You are viewing an archived web page, collected at the request of United Nations Educational, Scientific and Cultural Organization (UNESCO) using Archive-It. This page was captured on 23:25:10 Aug 06, 2016, and is part of the UNESCO collection. The information on this web page may be out of date. See All versions of this archived page.
Loading media information hide

Gender and Media

Training workshop for young film makers, Beirut, Lebanon - © UNESCO/George Awad

Women's ability to take advantage of ICT is dependent on conductive policies, an enabling environment in their countries to extend communications infrastructure to where women live, and increased educational levels.

Information and communication technology (ICT) is transforming the global economy and creating new networks that stretch over continents and cultures.

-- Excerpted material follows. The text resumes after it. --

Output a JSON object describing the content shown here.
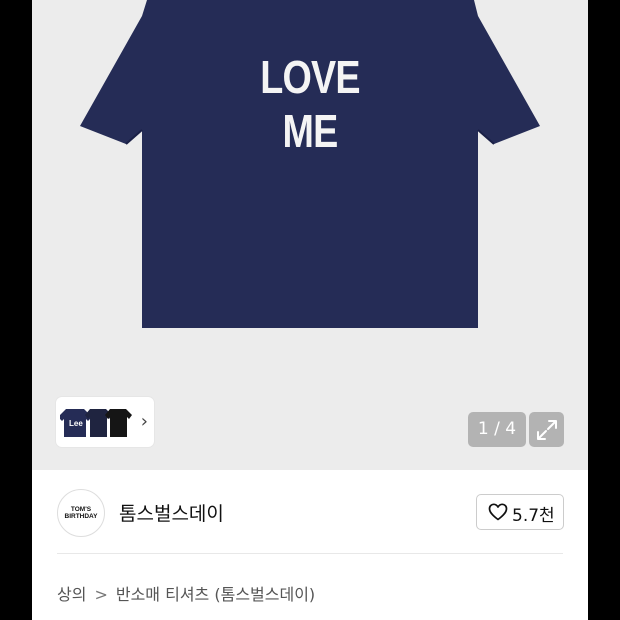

However, there remain noticeable disparities as to the extend in which access and skills are available. The benefits of knowledge and technology are not available to the large majority of the world’s population. Developing countries, in failing to respond to the transformation that the development of ICT has produced, will be severely burdened when they participate in the global economy.

Not only do these differences affect developing nations and disadvantaged communities, but within societies there are also significant disparities. Women find themselves in most cases, not only excluded from equal social and economic opportunities in general, but also in terms of the benefits offered by ICTs.

There are unequal power relations in our societies that contribute to differential access, participation and treatment for men and women vis-à-vis access to, and control of ICTs. Without women’s participation in decision-making in all spheres of life and at all levels of society, poverty will not be eradicated, nor will fully democratic societies be created. Limited access to ICT for women also has the effect of reducing countries’ competitiveness in the global market. 

Strenuous efforts will be needed to capitalize on the opportunities offered by the World Summit on Information Societies (WSIS) to bridge the gender divide which is already apparent within the emerging information society. To help achieve this, UNESCO wishes to foster the broadest possible participation of decision-makers, professional communities, and representatives of civil society, bilateral and multilateral partners, and the private sector. Together all will set out to:

  • Discuss ongoing initiatives on gender and ICT; 
  • Raise awareness on gender-related barriers to ICT access; 
  • Include women as leaders and decision-makers; 
  • Facilitate better understanding of the needs and directions within the framework of gender and ICT; 
  • Render assistance; 
  • Support local solutions and content; and lastly also 
  • Take forward the commitments that were made at previous UN Conferences and summits, in particular the World Conferences on Women in Nairobi and Beijing and the Kuala Lumpur Seminar.
Back to top